Shoot the messenger. So now that Italy's stock market is tumbling and its bonds are being sold off in a growing European Debt crisis, what do Italy's powers-that-be do? Crack down on short sellers! In 1997 I began writing a short-selling column for the now defunct Individual Investor magazine (yup, I got bearish a few years too soon), here is how I described the persecution of short sellers: As mean-spirited newspaper reporters, like I once was. I used to say, in apologizing for my habitual attendance at accident scenes or contentious town council meetings, by saying, "Look, I don't wish anything bad to happen. But when it does, I want to know about it --- first." Short sellers, on the other hand, have a toughter time explaining their vocation: They actually want to profit on bad stuff happening.
This all was brought to mind by a blog I read this morning from the WSJ, "First Thing We Do, Blame the Shorts." Because short sellers have a vested interest in others' losing money--preferably, lots of it, is it any wonder that short sellers have been called liars, thieves, even traitors and worse? Retired money manager Peter Lynch likened shorting to "borrowing with criminal intent," and it was Napolean who said citizens shorting government securities were committing treason. Short sellers have been blamed for every kind of financial catastrophe, from the collapse of the East India speculative frenzy in Amersterdam in 1610 to the Wall Street crash of 1929. Governments have restricted it (see our own recent financial crisis in which the SEC limited shorting of financial companies) and even tried to outlaw it.

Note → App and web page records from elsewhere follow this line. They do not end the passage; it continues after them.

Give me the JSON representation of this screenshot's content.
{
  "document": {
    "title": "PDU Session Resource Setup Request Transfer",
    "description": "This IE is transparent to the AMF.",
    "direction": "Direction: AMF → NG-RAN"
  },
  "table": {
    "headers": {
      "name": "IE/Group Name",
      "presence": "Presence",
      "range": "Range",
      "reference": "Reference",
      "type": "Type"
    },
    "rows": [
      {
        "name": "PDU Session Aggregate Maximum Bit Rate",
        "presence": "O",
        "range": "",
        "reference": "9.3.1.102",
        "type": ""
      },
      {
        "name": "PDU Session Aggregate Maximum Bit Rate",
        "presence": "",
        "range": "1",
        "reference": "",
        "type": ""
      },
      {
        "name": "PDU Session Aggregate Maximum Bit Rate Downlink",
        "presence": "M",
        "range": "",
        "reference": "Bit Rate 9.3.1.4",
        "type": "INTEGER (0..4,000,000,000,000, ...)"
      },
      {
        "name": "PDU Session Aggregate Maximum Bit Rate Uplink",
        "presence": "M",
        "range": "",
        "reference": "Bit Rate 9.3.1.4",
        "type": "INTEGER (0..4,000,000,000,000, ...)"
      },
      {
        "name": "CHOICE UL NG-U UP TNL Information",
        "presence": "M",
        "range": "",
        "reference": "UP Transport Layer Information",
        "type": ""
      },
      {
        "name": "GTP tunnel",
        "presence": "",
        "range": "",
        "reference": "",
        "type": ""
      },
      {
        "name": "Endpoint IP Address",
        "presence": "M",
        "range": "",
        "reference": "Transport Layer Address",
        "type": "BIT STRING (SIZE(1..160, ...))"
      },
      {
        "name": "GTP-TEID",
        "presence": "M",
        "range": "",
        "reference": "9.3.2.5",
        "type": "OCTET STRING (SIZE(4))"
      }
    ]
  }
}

Of course, shorting is simply market hygiene --- the Securities and Exchange Commission was born out of the post Crash witch hunt on short sellers; Congress realized shorts didn't do it but unscrupulous touts and lack of disclosure was the primary mover for the Great Crash. Shorts do lots of sleuthing, throwing kleig lights on questionable business practices being touted by brokerages as the Next Big Thing Since Night Baseball. Remember David Einhorn's call on Lehman? He publicly called BS on Lehman before the crisis and was roundly criticized for it. But in the end, he won billions from his research that Lehman would shortly suffer a liquidity crisis.
As Mark Mark Gongloff writes this morning in his Market Beat blog, "You can always tell when a financial crisis is kicking into a higher gear: The powers that be desperately flail at the market messengers bringing them the bad news.
"Check out this Bloomberg story on how Italy is responding to signs the European debt crisis is gripping its markets with quick, decisive action — to clamp down on short sellers."